Twitter Facebook Instagram Google+ Tumblr YouTube E-Mail WhatsApp Sign In Check Close snapchat
Search
Exit Clear

Don’t Get Cocky: Why Actors Take on Roles Immortalized by Other Actors

Don’t Get Cocky: Why Actors Take on Roles Immortalized by Other Actors: Maureen Donaldson / Getty | Steve Granitz / Getty

Maureen Donaldson / Getty | Steve Granitz / Getty

Last spring, in Batman v Superman: Dawn of Justice, Ben Affleck and Henry Cavill drew decidedly mixed responses for playing roles immortalized decades ago by Michael Keaton and Christopher Reeve. This summer’s Ghostbusters remake unhinged fanatics who slimed its four female stars for daring to rejigger classic characters played back in the day by Bill Murray, Dan Aykroyd, Ernie Hudson and Harold Ramis. Meanwhile, Jared Leto in Suicide Squad didn’t exactly obliterate anyone’s cherished memories of Jack Nicholson’s campy villainy, let alone Heath Ledger’s brilliant shape-shifting performance in the Joker role.

Daring to mess with viewers’ childhood and teen nostalgia is one hell of an uphill battle. Look no further than Johnny Depp (Charlie and the Chocolate Factory), Chloe Grace Moretz (Carrie), Russell Brand (Arthur), Vince Vaughn (Psycho), Jackie Chan and Jaden Smith (The Karate Kid), Keanu Reeves (The Day the Earth Stood Still), Mark Wahlberg (the 2011 version of Planet of the Apes), Adam Sandler (Mr. Deeds) or the entire casts of those Footloose and Point Break remakes. So why do stars take on famous roles done to perfection by others?

Sometimes they actually outshine their predecessors. We’ll take Heather Ledger’s approach to the Joker over Jack Nicholson’s any day. But the blindness that can come with a runaway ego is another, perhaps more common reason for accepting remake roles.

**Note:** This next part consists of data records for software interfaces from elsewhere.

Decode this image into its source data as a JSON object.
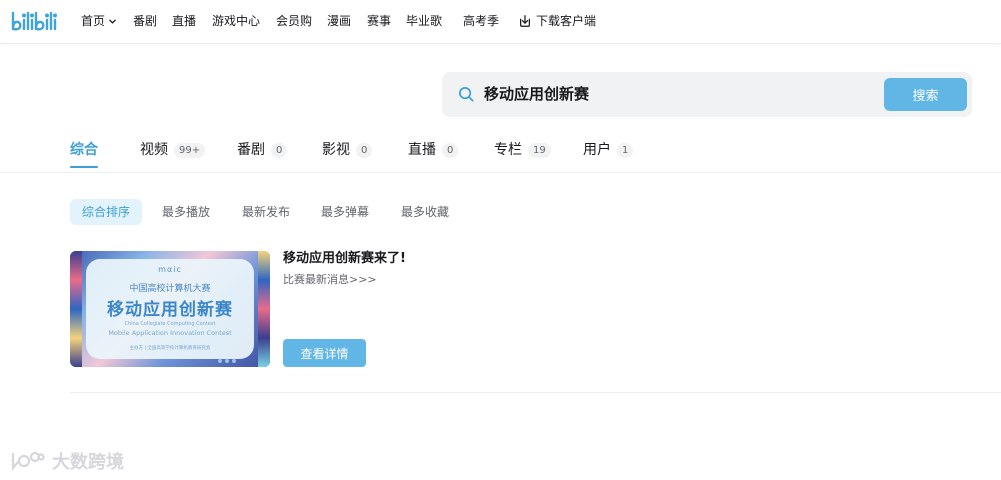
{
  "header": {
    "logo_text": "bilibili",
    "nav": [
      {
        "label": "首页"
      },
      {
        "label": "番剧"
      },
      {
        "label": "直播"
      },
      {
        "label": "游戏中心"
      },
      {
        "label": "会员购"
      },
      {
        "label": "漫画"
      },
      {
        "label": "赛事"
      },
      {
        "label": "毕业歌"
      },
      {
        "label": "高考季"
      },
      {
        "label": "下载客户端"
      }
    ]
  },
  "search": {
    "query": "移动应用创新赛",
    "button_label": "搜索"
  },
  "tabs": [
    {
      "label": "综合",
      "count": ""
    },
    {
      "label": "视频",
      "count": "99+"
    },
    {
      "label": "番剧",
      "count": "0"
    },
    {
      "label": "影视",
      "count": "0"
    },
    {
      "label": "直播",
      "count": "0"
    },
    {
      "label": "专栏",
      "count": "19"
    },
    {
      "label": "用户",
      "count": "1"
    }
  ],
  "sort_options": [
    {
      "label": "综合排序"
    },
    {
      "label": "最多播放"
    },
    {
      "label": "最新发布"
    },
    {
      "label": "最多弹幕"
    },
    {
      "label": "最多收藏"
    }
  ],
  "result": {
    "title": "移动应用创新赛来了!",
    "description": "比赛最新消息>>>",
    "button_label": "查看详情",
    "thumbnail": {
      "logo": "mαic",
      "line1": "中国高校计算机大赛",
      "line2": "移动应用创新赛",
      "line3": "China Collegiate Computing Contest",
      "line4": "Mobile Application Innovation Contest",
      "line5": "主办方 | 全国高等学校计算机教育研究会"
    }
  },
  "watermark": {
    "text": "大数跨境"
  },
  "colors": {
    "accent": "#3c9fd6",
    "button": "#62b6e6",
    "logo": "#3fa3dc"
  }
}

Some actors simply convince themselves that they can do the part so much better than that guy or gal from a previous generation.

If an actor is new, starving or ready to swing for the fences, why wouldn’t they take on the first quixotic remake to cross their path?

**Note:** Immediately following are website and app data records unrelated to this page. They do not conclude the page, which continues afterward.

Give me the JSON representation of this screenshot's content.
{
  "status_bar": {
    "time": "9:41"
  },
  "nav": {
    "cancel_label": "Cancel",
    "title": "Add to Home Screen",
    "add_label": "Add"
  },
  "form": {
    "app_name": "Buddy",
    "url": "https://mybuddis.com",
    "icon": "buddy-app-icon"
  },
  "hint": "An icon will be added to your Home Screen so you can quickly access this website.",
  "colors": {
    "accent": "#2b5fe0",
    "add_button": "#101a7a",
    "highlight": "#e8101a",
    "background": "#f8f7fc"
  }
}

Another reason: Never underestimate the rush when a movie studio backs up a Brink’s truck into the star’s driveway, making a big-money offer—especially if the role in quest offers the potential for sequels and spinoffs. We’re guessing Ben Affleck isn’t playing Batman for chump change and, besides, if his relationship with Warner Bros. and DC Comics makes it any easier for him to direct passion projects like the ’20s era crime saga Live by Night, we’d say Affleck is crazy like a fox. Of course, if an actor is relatively new, starving or even doing just fine but ready to swing for the fences, why wouldn’t they take on the first quixotic remake to cross their path?

Take Alden Ehrenreich, who got attention in Beautiful Creatures and even more for the Coens’ Hail, Caesar! If inheriting Harrison Ford’s cocky space hero role in his own upcoming Star Wars spinoff packs the potential to turn the 26-year-old into a brand new movie star—something we sorely need—may the Force be with him. If Chris Pratt, stepping into another of Harrison Ford’s legacy roles, makes his mark in the next Indiana Jones installment, he’s well on his way to becoming the franchise star of his era, what with his ongoing gigs in both Guardians of the Galaxy and the Jurassic Park movie series.

Meanwhile, Disney is going full steam on a further-adventures-of-Mary Poppins musical starring Emily Blunt and Hamilton creator-star Lin-Manuel Miranda. We’re fans of both actors, but it will take more than a spoonful of sugar to make that medicine go down with die-hard fans for whom Julie Andrews and Dick Van Dyke are the once and future Mary and Bert. Personally, we’re pulling for Blunt and Miranda to feed the birds—not the sharks.

Playboy Social